So, while education and communication clearly have a role, many employers and employees are turning to tools to circumvent the challenges of low engagement and a lack of financial literacy surrounding complex benefits choices.

Offering decision support tools has a significant impact on improving employee’s financial wellbeing today (Figure 16). Where employers offer the broadest range of tools and resources, employees are at least three times as likely to say their employer has encouraged them to improve their financial situation and nearly 1.5 times as likely to say they are heading in the right direction with their finances (compared with those without access to tools). In short, tools matter, particularly where they offer broad support to employees across a range of issues.

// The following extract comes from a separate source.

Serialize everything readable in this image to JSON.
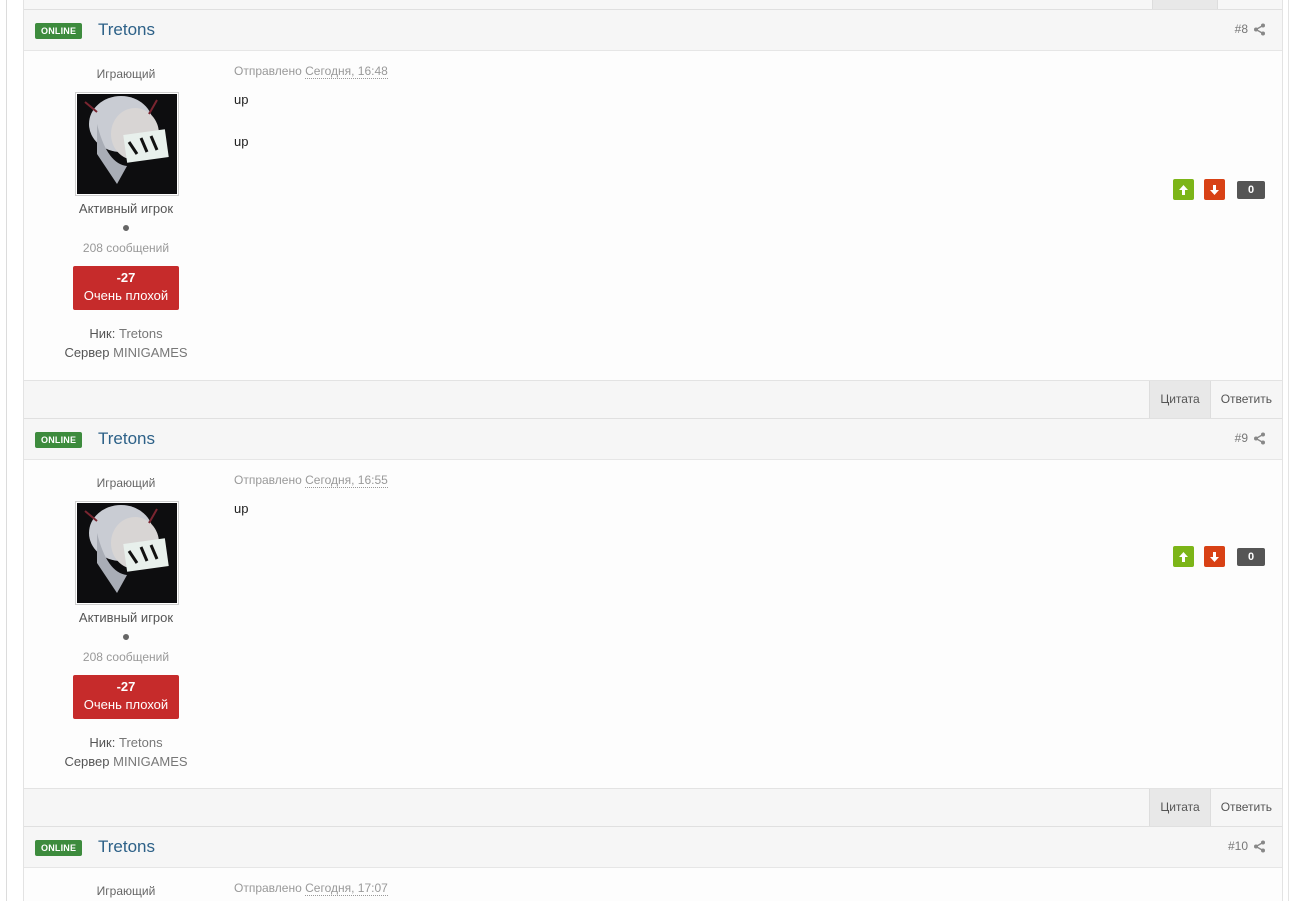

The resources provided by my employer have encouraged me to improve my financial situation said 64% of respondents in the US and UK with high access. I’m heading in the right direction in terms of my finances said 69% of respondents in the US with high access and 72% in the UK.
Figure 16. The role of decision-support tools

In the U.S., we also find similar results with regard health and wellness: Where tools are effective, 47% of employees report, “The resources and initiatives offered by my employer have encouraged me to live a healthier lifestyle,” compared with only 24% where tools are not effective.


Clearly tools have the potential to motivate change and improve employee wellbeing; however, to be truly effective, benefits tools must:

  1. Move away from just focusing on enrollment toward a wider focus on “in the moment” decision making.
  2. Reflect the range of approaches employees actually take when making choices, rather than an idealized view of what employees should do. For example, many financial tools address budgeting behavior, but only a small minority of workers follow a strict formal budget (often only doing so in response to extreme financial circumstances). For the majority, budgeting is more informal, reactive and in the moment, so messages trying to make them “budgeters” may fall on deaf ears.
  3. Match up to the consumer-grade experience employees see in the tools and apps they use in their everyday lives.
Download
Title File Type File Size
2019/2020 Global Benefits Attitudes Survey PDF 3.4 MB


Related Capabilities